The Truth About God’s Love
Telling the truth is the essence of memoir. Jack Deere tells the truth about his own life in order to share with us the truth about life in his new book Even in Our Darkness.
In it, he offers an unvarnished look at the Christian life—with all of its disappointments and disasters, addiction and sin—to tell us something essential about the greatest truth: God’s love.
Below are some vignettes of his life showcasing the truth about God’s love, beginning with his early understanding of God’s posture toward humanity and ending with the ultimate truth about this love.
Jack’s dad was the first person to tell him about God, which left a lasting impression:
Dad told me we were born with immortal souls. After we died, our soul would be happy in heaven forever or tormented in hell by endless fire…
He told me that when I died, I would arrive at the gates of heaven and stand before Saint Peter. He would take out two books and a set of scales. The first book contained my good deeds, the other my bad ones. Saint Peter would place the good deeds on one side of the scale and the bad deeds on the other side.
“If the good deeds go down, you go up,” he said. “If the bad deeds go down, so do you.”
My heart sank. (17, 23)
I would imagine many people (at times, myself included) have viewed God as this sort of Justice of the Peace who weighed our life deeds, with our eternity literally hanging in the balance. It would take a Billy Graham crusade to show Jack a truthful view of God’s love.
During the day-long event, the stadium scoreboard alighted with the words JESUS SAID . . . ‘I AM THE WAY . . . THE TRUTH . . . AND THE LIFE’—JOHN 14. “I had no idea what that meant,” Jack explains, “and I didn’t care, for Saint Peter’s scales had long prevailed, staving off any serious consideration of God (51). A few months later he would let go of those scales after encountering God’s love through his friend Bruce:
I’m not sure what prompted me, but on December 18, 1965, at 2 a.m., as I lay in bed in the dark, I asked Bruce how a person gets into heaven.
“You trust Jesus,” he said. “Jesus died on the cross for you. He will forgive you, come into your heart, give you a new life, and never leave.”
“That can’t be true, Bruce,” I said. “What if I do something bad later?”
“Jackie, you will do lots of bad things the rest of your life.”
“But how do you know God will never leave me?”
“Jesus said so.”
“Jesus said in John 10:28, ‘I give my sheep eternal life, and they shall never perish; no one will snatch them out of my hand.’”
Bruce rolled over in his bed and went to sleep.
I stared at the ceiling as the promises rolled over me in waves:
He died for you. He will forgive you. He will give you new life.
And the most important:
He will never leave you.
He will never leave you.
He will never leave you.
I let go of something inside me.
I believed. (52)

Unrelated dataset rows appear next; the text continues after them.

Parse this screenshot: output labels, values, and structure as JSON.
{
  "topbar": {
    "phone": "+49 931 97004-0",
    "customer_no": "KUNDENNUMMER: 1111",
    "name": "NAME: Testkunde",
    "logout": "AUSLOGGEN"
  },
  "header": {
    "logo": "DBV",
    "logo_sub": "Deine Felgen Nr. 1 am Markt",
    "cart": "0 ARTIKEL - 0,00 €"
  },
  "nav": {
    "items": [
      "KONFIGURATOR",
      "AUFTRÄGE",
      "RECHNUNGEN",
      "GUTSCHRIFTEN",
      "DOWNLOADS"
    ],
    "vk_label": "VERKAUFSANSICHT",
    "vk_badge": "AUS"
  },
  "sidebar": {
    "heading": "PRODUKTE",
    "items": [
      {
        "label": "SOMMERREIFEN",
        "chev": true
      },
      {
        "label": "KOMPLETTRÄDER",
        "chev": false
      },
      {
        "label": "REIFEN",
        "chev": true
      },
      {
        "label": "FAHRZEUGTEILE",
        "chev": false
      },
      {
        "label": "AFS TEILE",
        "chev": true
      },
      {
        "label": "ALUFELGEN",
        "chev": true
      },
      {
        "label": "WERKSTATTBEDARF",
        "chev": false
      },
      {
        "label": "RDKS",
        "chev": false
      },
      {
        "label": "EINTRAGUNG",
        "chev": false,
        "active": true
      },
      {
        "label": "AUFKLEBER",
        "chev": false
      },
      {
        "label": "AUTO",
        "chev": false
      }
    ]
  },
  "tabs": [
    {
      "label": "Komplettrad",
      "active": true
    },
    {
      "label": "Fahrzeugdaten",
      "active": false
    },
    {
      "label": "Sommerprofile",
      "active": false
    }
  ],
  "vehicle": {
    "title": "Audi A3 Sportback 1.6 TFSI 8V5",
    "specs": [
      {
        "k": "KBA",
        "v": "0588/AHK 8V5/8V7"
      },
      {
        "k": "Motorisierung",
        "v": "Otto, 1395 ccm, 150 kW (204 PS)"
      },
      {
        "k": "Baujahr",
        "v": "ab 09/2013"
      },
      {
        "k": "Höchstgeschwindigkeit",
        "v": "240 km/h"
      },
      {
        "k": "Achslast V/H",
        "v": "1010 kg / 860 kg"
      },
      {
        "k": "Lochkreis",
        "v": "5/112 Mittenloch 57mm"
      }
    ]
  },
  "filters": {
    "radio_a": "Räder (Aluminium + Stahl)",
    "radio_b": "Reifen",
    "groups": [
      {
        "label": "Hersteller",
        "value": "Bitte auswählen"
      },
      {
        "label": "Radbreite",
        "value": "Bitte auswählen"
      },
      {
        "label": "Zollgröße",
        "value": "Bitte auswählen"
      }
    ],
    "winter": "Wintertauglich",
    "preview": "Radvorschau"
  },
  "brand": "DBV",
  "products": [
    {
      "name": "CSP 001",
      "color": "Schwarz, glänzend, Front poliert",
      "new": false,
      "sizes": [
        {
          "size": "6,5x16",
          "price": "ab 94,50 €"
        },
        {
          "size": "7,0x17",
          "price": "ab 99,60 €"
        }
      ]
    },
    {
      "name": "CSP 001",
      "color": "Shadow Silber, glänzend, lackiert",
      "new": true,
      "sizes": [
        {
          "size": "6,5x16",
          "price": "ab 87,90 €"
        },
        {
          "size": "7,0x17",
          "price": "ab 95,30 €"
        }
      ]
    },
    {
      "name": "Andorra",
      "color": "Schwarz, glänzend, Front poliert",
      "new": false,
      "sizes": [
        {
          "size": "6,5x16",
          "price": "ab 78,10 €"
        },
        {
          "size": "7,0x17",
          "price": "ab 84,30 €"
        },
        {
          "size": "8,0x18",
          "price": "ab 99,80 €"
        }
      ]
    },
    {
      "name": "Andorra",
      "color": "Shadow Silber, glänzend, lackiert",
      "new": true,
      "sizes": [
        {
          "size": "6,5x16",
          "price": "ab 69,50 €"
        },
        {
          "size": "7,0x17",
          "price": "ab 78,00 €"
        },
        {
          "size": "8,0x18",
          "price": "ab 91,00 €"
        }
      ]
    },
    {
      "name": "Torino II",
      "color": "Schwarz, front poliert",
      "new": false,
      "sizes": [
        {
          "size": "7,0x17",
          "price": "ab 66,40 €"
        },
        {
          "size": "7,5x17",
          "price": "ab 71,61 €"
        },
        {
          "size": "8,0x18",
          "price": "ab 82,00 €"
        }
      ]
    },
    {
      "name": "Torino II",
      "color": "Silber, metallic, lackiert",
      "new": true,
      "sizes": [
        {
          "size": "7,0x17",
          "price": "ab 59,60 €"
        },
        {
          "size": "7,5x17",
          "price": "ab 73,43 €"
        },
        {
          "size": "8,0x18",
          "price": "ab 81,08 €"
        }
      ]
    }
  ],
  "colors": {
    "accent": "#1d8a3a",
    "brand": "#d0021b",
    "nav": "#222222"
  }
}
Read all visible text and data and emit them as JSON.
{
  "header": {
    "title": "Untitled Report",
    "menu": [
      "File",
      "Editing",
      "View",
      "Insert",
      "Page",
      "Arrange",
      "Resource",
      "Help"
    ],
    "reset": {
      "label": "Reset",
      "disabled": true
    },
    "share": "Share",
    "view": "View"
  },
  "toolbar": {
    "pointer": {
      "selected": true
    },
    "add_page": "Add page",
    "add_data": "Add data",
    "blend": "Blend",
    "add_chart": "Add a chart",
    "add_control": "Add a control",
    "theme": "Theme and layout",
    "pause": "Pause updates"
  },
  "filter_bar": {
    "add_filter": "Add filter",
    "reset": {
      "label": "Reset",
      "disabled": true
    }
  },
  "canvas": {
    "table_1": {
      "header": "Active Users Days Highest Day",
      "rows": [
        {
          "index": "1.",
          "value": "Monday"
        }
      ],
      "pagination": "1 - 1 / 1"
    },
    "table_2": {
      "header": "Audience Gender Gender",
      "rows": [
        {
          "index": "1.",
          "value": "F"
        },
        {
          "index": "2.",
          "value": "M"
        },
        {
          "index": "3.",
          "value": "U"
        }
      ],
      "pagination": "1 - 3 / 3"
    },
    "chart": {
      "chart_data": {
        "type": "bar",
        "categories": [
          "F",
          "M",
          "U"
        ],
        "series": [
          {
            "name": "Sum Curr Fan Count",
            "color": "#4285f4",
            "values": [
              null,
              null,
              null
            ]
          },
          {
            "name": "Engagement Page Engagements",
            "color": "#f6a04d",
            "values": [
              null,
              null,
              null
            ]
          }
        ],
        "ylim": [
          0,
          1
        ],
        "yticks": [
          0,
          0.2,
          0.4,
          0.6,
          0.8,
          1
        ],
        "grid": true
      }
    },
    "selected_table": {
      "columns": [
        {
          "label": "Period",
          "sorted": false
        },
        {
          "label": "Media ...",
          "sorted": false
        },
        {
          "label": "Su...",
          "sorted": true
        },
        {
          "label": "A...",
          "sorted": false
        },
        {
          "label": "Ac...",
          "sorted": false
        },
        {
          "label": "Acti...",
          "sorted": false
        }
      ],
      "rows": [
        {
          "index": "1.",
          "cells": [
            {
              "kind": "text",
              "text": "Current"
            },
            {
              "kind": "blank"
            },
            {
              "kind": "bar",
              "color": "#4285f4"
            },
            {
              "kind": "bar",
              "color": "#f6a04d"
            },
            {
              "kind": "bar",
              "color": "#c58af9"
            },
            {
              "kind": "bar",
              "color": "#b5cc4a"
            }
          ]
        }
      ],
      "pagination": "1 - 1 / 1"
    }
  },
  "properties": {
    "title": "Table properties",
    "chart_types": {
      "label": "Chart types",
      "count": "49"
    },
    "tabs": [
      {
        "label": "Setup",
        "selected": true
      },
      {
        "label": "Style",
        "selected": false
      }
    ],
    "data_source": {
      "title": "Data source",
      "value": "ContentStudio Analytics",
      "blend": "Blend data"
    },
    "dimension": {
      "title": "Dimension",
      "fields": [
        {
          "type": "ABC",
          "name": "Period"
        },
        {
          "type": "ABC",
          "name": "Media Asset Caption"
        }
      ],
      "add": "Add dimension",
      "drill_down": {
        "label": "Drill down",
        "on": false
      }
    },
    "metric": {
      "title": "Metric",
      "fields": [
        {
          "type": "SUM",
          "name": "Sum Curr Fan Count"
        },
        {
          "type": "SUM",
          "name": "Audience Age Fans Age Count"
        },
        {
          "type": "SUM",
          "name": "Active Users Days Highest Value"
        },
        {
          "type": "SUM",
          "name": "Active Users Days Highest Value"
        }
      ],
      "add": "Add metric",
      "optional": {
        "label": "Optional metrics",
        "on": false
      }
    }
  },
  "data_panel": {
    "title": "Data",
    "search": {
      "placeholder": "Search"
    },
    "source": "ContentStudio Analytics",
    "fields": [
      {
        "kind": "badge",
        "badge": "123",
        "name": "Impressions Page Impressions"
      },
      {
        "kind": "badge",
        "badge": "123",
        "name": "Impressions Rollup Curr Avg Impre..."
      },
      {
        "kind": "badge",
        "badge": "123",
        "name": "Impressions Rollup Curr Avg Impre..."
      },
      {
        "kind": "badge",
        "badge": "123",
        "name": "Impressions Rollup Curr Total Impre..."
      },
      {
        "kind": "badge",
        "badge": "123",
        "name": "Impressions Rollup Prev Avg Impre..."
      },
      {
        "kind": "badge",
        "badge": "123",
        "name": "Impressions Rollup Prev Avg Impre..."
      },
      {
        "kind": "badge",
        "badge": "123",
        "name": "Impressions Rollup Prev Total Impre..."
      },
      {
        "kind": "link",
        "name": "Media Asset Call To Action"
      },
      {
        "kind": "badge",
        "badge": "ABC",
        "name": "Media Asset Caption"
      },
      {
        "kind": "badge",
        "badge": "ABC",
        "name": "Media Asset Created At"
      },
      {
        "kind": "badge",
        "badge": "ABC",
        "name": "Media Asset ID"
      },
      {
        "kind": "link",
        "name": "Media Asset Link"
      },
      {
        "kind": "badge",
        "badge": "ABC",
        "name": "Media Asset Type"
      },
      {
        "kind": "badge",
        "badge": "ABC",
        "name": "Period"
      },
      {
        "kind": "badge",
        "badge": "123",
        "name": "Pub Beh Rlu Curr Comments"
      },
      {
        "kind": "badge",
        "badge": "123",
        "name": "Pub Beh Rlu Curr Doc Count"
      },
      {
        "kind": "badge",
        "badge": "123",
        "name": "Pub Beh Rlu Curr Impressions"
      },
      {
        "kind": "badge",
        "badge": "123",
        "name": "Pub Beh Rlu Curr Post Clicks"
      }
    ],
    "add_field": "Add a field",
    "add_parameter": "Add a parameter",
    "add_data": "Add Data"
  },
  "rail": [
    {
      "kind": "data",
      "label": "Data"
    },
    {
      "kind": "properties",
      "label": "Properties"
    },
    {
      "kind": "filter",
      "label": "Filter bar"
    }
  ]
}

Decades later Jack would reflect on that moment: “at my moment of belief, the idea of Saint Peter’s scales was forever banished—at least as far as salvation was concerned. Perhaps the only thing of which I was still certain was that no one gains eternal life through good works. It is through faith in Jesus alone. And once he is in our heart, he never leaves.” (228)
Near the end of his truth-telling effort about God’s love, Jack reflects on the beauty and grandeur of this love, and what it ultimately means:
As a child, I could lie to others, but hadn’t yet developed the sophistication to lie to myself. I knew my bad deeds would always push down the scale. So I chose to enjoy my darkness rather than feel guilty about it.
Then I discovered that Christ had already borne the weight of my sin, and that once I accepted his gift, he would never leave. Yet Saint Peter’s scales lingered. In church I was told that as a Christian, my good deeds eventually would outweigh the bad. Then I preached versions of the same message.
But the evidence always contradicted the promise. My life stayed messy. I never stopped needing God’s mercy…
One truly good person was born into this world. This is the truth. If it were the only truth, then Albert Camus would have been right: suicide is a legitimate consideration. But there is another great truth.
“I no longer call you servants . . . Instead, I have called you friends” (John 15:15), Jesus told his disciples on the eve of his crucifixion.
He said this over a meal.
The only truly good and holy person wants to be our friend despite our messiness and all our failed attempts to clean ourselves up. The harmony of these two truths is the seed from which obedience flourishes. (276–277)
Pastor Sam Storms writes of Even in Our Darkness: “Jack’s story is really a story about friendship with a God whose love and faithfulness are constant, whether we are on top of the mountain or walking through the valley of the shadow.”
Explore more poignant, probing truths about faith, life and everything in between in Jack’s moving memoir to discover how, “at [Jack’s] worst moments, God overpowers me with his affection” (269).